Update (2:46 PM): Retitled on Andre’s input. – Matt
I was given Bob Probert’s book for Christmas so I finally had a chance to read it last week. It’s a fast one, so much so that had I started earlier in the day, I would have finished it that day, rather than the next.
Note this constituted my only concentrated exposure to Probert, since he’d left the Wings by the time I became a fan during the 95-96 season. So while I have a built-in Probie leaning thanks to being coached by old timer fans, I’ve seen the guy as more of a legend than anything more real like older fans might see him. I’d always known he had a lot of rough patches, but unless you were obsessively reading the Detroit media’s coverage of his escapades back in the day, you might be surprised at just how many rough patches he had, and how deep.
The book reads half like a litany of mistakes and half like an awesome insider take on the sport. Probert doesn’t go into detail on a lot of things, but he doesn’t seem to hold a lot back. And maybe that’s why he still comes out as likeable. I never saw him play in the Winged Wheel so I didn’t have that attachment to him as a player that made you root for him, but I still found myself cheering for him while reading the book. There’s something about Probert that is inherently likable, even as he’s continually making mistakes that would disgust you if it were anyone else.
Anyway, bullet pointed thoughts:
- I’d like to know how much of this is Kirstie McLellan Day, Probert’s co-author, but the book has an easy style that reads like Probert’s talking as he remembers things. I liked that a lot.
- He confirms the current take on Jimmy Devellano: early architect of the Wings’ resurgence, but a guy who runs his mouth. Probert gets fairly heated when discussing Jimmy D’s tendency to talk about what Probert considered to be private stuff, like his problems.
- Reading about Probert hoodwinking then-assistant coach Colin Campbell by switching out the pills meant to curb his alcohol consumption with aspirin was a joy. Still can’t believe that guy was ever employed by the Wings.
- Probert offers more confirmation on everyone’s views on Yzerman: serious, but loyal. Most interesting was this part:
I think playing with Stevie was like playing with Joe Sakic, only Stevie was a lot more outgoing and more business-minded than Joe. Joe is just a good guy and doesn’t care about anything other than playing the game and his family.
Interesting in light of Steve’s move to the Lightning and Sakic’s move inside the front office in Colorado. I wonder which of the two will be the more successful team exec.
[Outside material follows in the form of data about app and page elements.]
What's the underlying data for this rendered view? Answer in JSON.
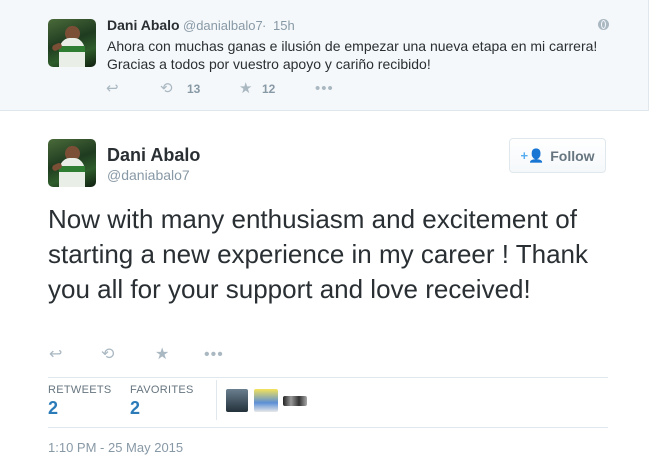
{
  "parent_tweet": {
    "name": "Dani Abalo",
    "handle": "@danialbalo7",
    "dot": "·",
    "time": "15h",
    "text": "Ahora con muchas ganas e ilusión de empezar una nueva etapa en mi carrera! Gracias a todos por vuestro apoyo y cariño recibido!",
    "retweet_count": "13",
    "favorite_count": "12"
  },
  "main_tweet": {
    "name": "Dani Abalo",
    "handle": "@daniabalo7",
    "follow_label": "Follow",
    "text": "Now with many enthusiasm and excitement of starting a new experience in my career ! Thank you all for your support and love received!",
    "stats": {
      "retweets_label": "RETWEETS",
      "retweets_value": "2",
      "favorites_label": "FAVORITES",
      "favorites_value": "2"
    },
    "timestamp": "1:10 PM - 25 May 2015"
  },
  "icons": {
    "reply": "reply-icon",
    "retweet": "retweet-icon",
    "favorite": "star-icon",
    "more": "more-icon",
    "globe": "globe-icon",
    "follow": "add-user-icon"
  },
  "colors": {
    "accent": "#55acee",
    "link": "#2b7bb9",
    "muted": "#8899a6",
    "text": "#292f33",
    "parent_bg": "#f5f8fa"
  }
}
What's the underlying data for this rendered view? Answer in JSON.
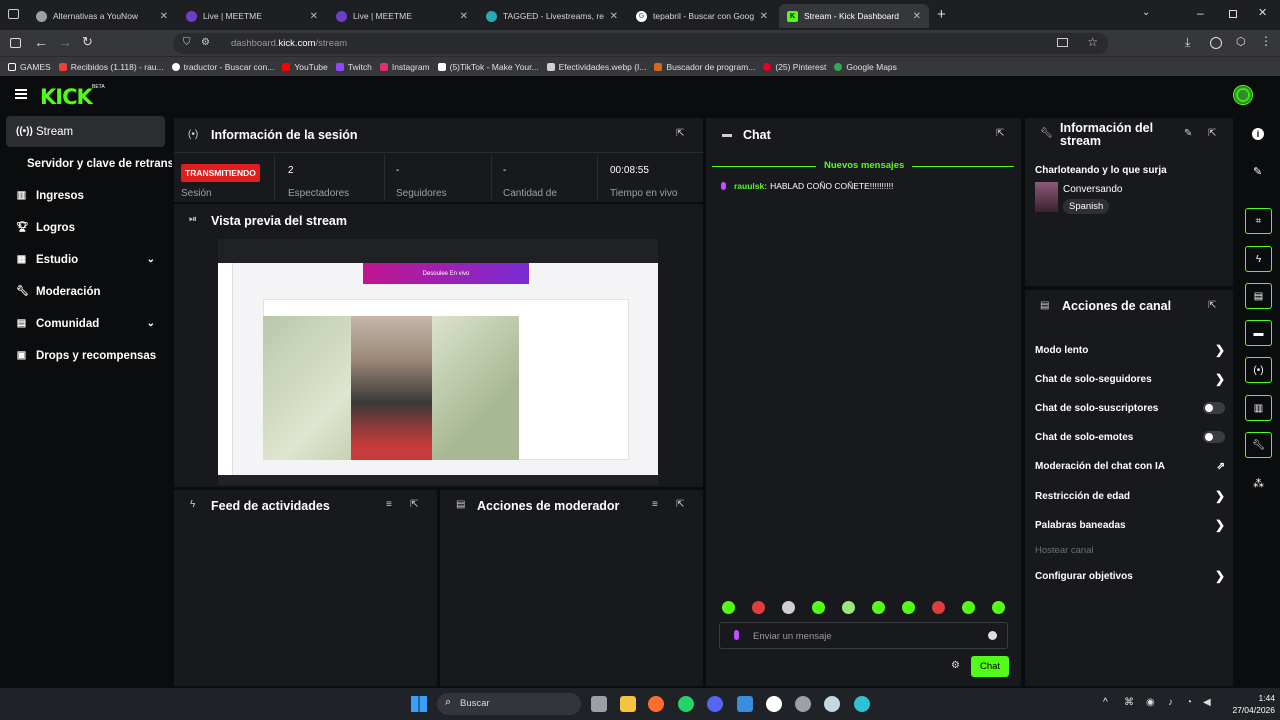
{
  "browser": {
    "tabs": [
      {
        "label": "Alternativas a YouNow",
        "color": "#9aa0a6"
      },
      {
        "label": "Live | MEETME",
        "color": "#6d3fc8"
      },
      {
        "label": "Live | MEETME",
        "color": "#6d3fc8"
      },
      {
        "label": "TAGGED - Livestreams, real pe...",
        "color": "#28a9b6"
      },
      {
        "label": "tepabril - Buscar con Google",
        "color": "#ffffff"
      },
      {
        "label": "Stream - Kick Dashboard",
        "color": "#53fc18"
      }
    ],
    "url_host": "dashboard.",
    "url_domain": "kick.com",
    "url_path": "/stream",
    "bookmarks": [
      {
        "label": "GAMES",
        "color": "#ffffff"
      },
      {
        "label": "Recibidos (1.118) - rau...",
        "color": "#ea4335"
      },
      {
        "label": "traductor - Buscar con...",
        "color": "#ffffff"
      },
      {
        "label": "YouTube",
        "color": "#ff0000"
      },
      {
        "label": "Twitch",
        "color": "#9146ff"
      },
      {
        "label": "Instagram",
        "color": "#e1306c"
      },
      {
        "label": "(5)TikTok - Make Your...",
        "color": "#ffffff"
      },
      {
        "label": "Efectividades.webp (I...",
        "color": "#d0d0d0"
      },
      {
        "label": "Buscador de program...",
        "color": "#d2691e"
      },
      {
        "label": "(25) Pinterest",
        "color": "#e60023"
      },
      {
        "label": "Google Maps",
        "color": "#34a853"
      }
    ]
  },
  "kick": {
    "logo": "KICK",
    "beta": "BETA",
    "accent": "#53fc18"
  },
  "sidebar": {
    "items": [
      {
        "label": "Stream",
        "icon": "broadcast-icon"
      },
      {
        "label": "Servidor y clave de retransm",
        "icon": ""
      },
      {
        "label": "Ingresos",
        "icon": "chart-icon"
      },
      {
        "label": "Logros",
        "icon": "trophy-icon"
      },
      {
        "label": "Estudio",
        "icon": "grid-icon"
      },
      {
        "label": "Moderación",
        "icon": "wrench-icon"
      },
      {
        "label": "Comunidad",
        "icon": "users-icon"
      },
      {
        "label": "Drops y recompensas",
        "icon": "drops-icon"
      }
    ]
  },
  "session": {
    "title": "Información de la sesión",
    "status_badge": "TRANSMITIENDO",
    "status_label": "Sesión",
    "stats": [
      {
        "value": "2",
        "label": "Espectadores"
      },
      {
        "value": "-",
        "label": "Seguidores"
      },
      {
        "value": "-",
        "label": "Cantidad de"
      },
      {
        "value": "00:08:55",
        "label": "Tiempo en vivo"
      }
    ]
  },
  "preview": {
    "title": "Vista previa del stream",
    "banner": "Desoulee En vivo"
  },
  "feed": {
    "title": "Feed de actividades"
  },
  "modactions": {
    "title": "Acciones de moderador"
  },
  "chat": {
    "title": "Chat",
    "new_messages": "Nuevos mensajes",
    "messages": [
      {
        "user": "rauulsk:",
        "text": "HABLAD COÑO COÑETE!!!!!!!!!!"
      }
    ],
    "input_placeholder": "Enviar un mensaje",
    "send_label": "Chat"
  },
  "stream_info": {
    "title": "Información del stream",
    "stream_title": "Charloteando y lo que surja",
    "category": "Conversando",
    "language": "Spanish"
  },
  "channel_actions": {
    "title": "Acciones de canal",
    "items": [
      {
        "label": "Modo lento",
        "control": "arrow"
      },
      {
        "label": "Chat de solo-seguidores",
        "control": "arrow"
      },
      {
        "label": "Chat de solo-suscriptores",
        "control": "toggle"
      },
      {
        "label": "Chat de solo-emotes",
        "control": "toggle"
      },
      {
        "label": "Moderación del chat con IA",
        "control": "external"
      },
      {
        "label": "Restricción de edad",
        "control": "arrow"
      },
      {
        "label": "Palabras baneadas",
        "control": "arrow"
      },
      {
        "label": "Hostear canal",
        "control": "none"
      },
      {
        "label": "Configurar objetivos",
        "control": "arrow"
      }
    ]
  },
  "taskbar": {
    "search_placeholder": "Buscar",
    "time": "1:44",
    "date": "27/04/2026"
  }
}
- Probert is pretty harsh about the Detroit media and their behavior during his time with the Wings. If his version of events is even half true, I can’t disagree with them. It seems they were out to nail him, especially Keith Gave. I guess you could argue that was their job, but I’m not sure airing Probert’s dirty laundry constantly, and going to just about any length to do so, automatically meets a journalistic ethics standard. That said, we could do with that kind of full-court press coverage today, maybe.
- Another part I found interesting: his perspective on Sergei Fedorov. Probert asks the reader to imagine going to Russia and having to fit in while a superstar spotlight is on you, and then says,
“We had a lot of character players, and Sergei was definitely one of them.”
Fedorov’s later actions no doubt have you laughing at that, but another thing you learn while reading Probert’s book is that the Wings don’t always handle everything perfectly behind the scenes. Call him a biased witness if you like, but it’d be no less biased to deny that. Greatest organization in sports, but not perfect.
- Most hockey fans will no doubt love Probert’s take on Bettman. He’s pretty blunt. I’ll leave you the pleasure of reading the first two sentences in his little paragraph-length explosion on Gary, and quote the most important part:
I think he’s ruined the game of hockey. He’s supposed to be impartial. He’s supposed to speak for the good of the league, but in my opinion, he’s strictly behind the owners. (my emphasis)
To the italicized part, I want to say, “well, duh. They’re his boss, and he does all he does for them,” because that’s true. But it’s only true because of the increased division between the League and PA sides we’ve seen for years. NHL historians can correct me on this, but it seems like that division has its roots in the start of the Bettman era. The pre-Gary era was no time of rainbows and puppies, but as we have it now, we’ve got a commissioner whose primary concern is the owners, over concern for the Game.
And the players don’t get off easy here either. On the two days a month they’ve got the cohesiveness to have a thrust, it’s at securing crap for themselves, too. Opposing sides, arming themselves in a por sports business cold wary. Meanwhile fans get caught in the middle. Anyway.
- It was interesting to read Probert write about how well the Blackhawks took care of him when he signed there. Definitely don’t get that impression a lot from the Bill Wirtz-era Hawks.
If you haven’t already, I definitely recommend picking up Tough Guy. It’s a good and fast read, and has those kinds of insidery nuggets that fans like me love to eat up.